The small coastal communities of Tofino and Ucluelet on Vancouver Island’s west coast, exposed to the full fury of the Pacific Ocean, are perfect for storm-watching in the winter months.
No roughing it here, though: luxury resorts serve gourmet food as waves beat on the long sandy beaches and dramatic tree-topped cliffs. March and April here see the migration of upwards of 20,000 grey whales from the warm waters of Mexico to their summer feeding grounds in Alaska’s Bering Strait.
Tofino is widely considered one of the best surf spots in North America. The waves that pound the beaches year-round attract wet-suited surfers, while those of a more relaxed disposition, such as myself, check out Hot Springs Cove, a boat ride up the coast. Here, a gentle boardwalk through dense rainforest leads to a steaming hot spring right at the water’s edge which I share with tired kayakers soothing their aching muscles. “You cannot fight the currents,” says Clark, an accountant in Vancouver City in real life. “You have to learn how to work with them.”
After hearing more such stories, I head for the heartbreaking beauty of the Broken Group islands. This cluster of islands in the nearby Barkley Sound is a maze of pocket-size beaches, calm lagoons, starfish-draped reefs and craggy rocks. Even better, the water of the inner islands is usually blissfully calm, making it a superb place to try open water kayaking for the first time. I join a small group tour of the islands, although I see more experienced paddlers loading their boats on the MV Frances Barkley in Port Alberni. This 1950s-era (naturally) freighter was originally commissioned in Norway and now potters sedately through the Broken Group, resupplying isolated fishing communities and doing a brisk tourist trade in the summer months.
On the long drive back to Victoria, I stop in on the ridiculously fun town of Coombs, just before Highway 1. I was told I would know it by the goats on the roof of Old Country Market and, sure enough, that’s exactly what I see. “It all started in 1971, when the store’s first owner wanted a grass roof for his hamburger stand,” says Arthur Urie, the current manager and owner of its three penthouse goats. “Local students needed somewhere to graze their goats for the weekend – and in those three days he sold more burgers than ever before.”

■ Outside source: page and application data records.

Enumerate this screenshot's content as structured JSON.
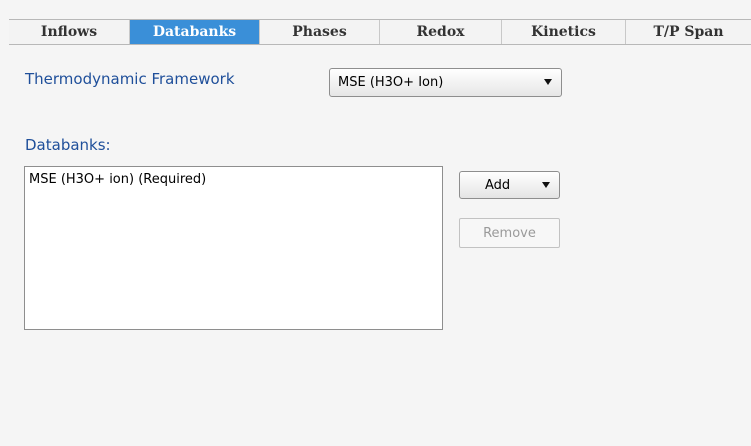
{
  "tabs": [
    {
      "label": "Inflows",
      "active": false
    },
    {
      "label": "Databanks",
      "active": true
    },
    {
      "label": "Phases",
      "active": false
    },
    {
      "label": "Redox",
      "active": false
    },
    {
      "label": "Kinetics",
      "active": false
    },
    {
      "label": "T/P Span",
      "active": false
    }
  ],
  "framework": {
    "label": "Thermodynamic Framework",
    "selected": "MSE (H3O+ Ion)"
  },
  "databanks": {
    "label": "Databanks:",
    "items": [
      "MSE (H3O+ ion) (Required)"
    ]
  },
  "buttons": {
    "add_label": "Add",
    "remove_label": "Remove",
    "remove_enabled": false
  },
  "colors": {
    "active_tab": "#3a8fd8",
    "label_blue": "#1f4f9a"
  }
}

In the years since then, the burger stand has grown into a supermarket and the goats have become accustomed to gawping customers. Hold up an ice cream cone and they might take a nibble but don’t park your open-top car too close to the eaves – one Jaguar car owner returned from lunch to find an unpleasant surprise on his expensive leather interior.
Take me west!